This week, the Department of Energy announced new rules to phase incandescent light bulbs out of production and sale in the United States before a ban takes effect in 2023.
The department’s rules state bulbs must have a minimum efficiency of 45 lumens per watt—a measurement of how much light is produced for a unit of electricity. The average incandescent bulb produces 15 lumens per watt, reports Gizmodo’s Kevin Hurler. LED lighting efficacy ranges up to 150 lumens per watt, per the DOE.
The rules also “expand energy-efficiency requirements to more types of light bulbs,” writes Mark Lennihan for the Associated Press.
The move should cut carbon emissions by 222 million metric tons over the next 30 years and will save consumers $3 million per year on utility bills, per a statement from the DOE. Good-quality LED products last 30,000 to 50,000 hours or longer, while an incandescent lamp only lasts about 1,000 hours, per the department.

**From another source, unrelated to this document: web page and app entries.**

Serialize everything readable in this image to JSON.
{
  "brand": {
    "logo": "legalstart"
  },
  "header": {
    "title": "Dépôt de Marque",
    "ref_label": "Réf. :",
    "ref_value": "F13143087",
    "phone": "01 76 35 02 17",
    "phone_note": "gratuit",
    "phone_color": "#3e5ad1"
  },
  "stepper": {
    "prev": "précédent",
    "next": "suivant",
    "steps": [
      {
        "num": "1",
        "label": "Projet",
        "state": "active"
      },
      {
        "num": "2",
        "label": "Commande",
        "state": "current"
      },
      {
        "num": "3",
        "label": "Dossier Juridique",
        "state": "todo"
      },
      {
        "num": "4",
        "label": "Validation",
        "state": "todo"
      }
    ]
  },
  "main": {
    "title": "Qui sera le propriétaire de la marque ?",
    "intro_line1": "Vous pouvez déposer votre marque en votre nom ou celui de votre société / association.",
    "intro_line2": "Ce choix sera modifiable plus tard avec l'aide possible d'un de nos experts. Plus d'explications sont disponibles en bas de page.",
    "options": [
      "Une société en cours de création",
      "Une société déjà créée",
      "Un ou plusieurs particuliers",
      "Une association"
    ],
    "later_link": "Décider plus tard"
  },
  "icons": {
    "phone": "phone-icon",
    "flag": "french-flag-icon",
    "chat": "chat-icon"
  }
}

“By raising energy efficiency standards for lightbulbs, we’re putting $3 billion back in the pockets of American consumers every year and substantially reducing domestic carbon emissions,” U.S. Secretary of Energy Jennifer M. Granholm says in the statement. “The lighting industry is already embracing more energy efficient products, and this measure will accelerate progress to deliver the best products to American consumers and build a better and brighter future.”
Congress and past presidential administrations pushed for years to ban inefficient light bulbs, but in 2019, the Trump administration slowed the phaseout, saying “what’s saved is not worth it,” per the AP.
LED lighting has been on the rise in the U.S. over the past five years. In 2020, nearly half of American households reported using LED lights for most or all of their indoor lighting, compared to only 4 percent in 2015.
The New York Times’ Hiroko Tabuchi reports light bulb manufacturers say pivoting away from incandescent bulbs too quickly would damage their bottom line and already-manufactured bulbs would presumably be destined for landfills.
But environmental groups praise the move, saying incandescent bulbs waste energy and harm the environment.
“LEDs have become so inexpensive that there’s no good reason for manufacturers to keep selling 19th-century technology that just isn’t very good at turning electrical energy into light,” Steven Nadel, executive director of the American Council for an Energy-Efficient Economy, says in a statement. “This is a victory for consumers and for the climate — one that’s been a long time coming.”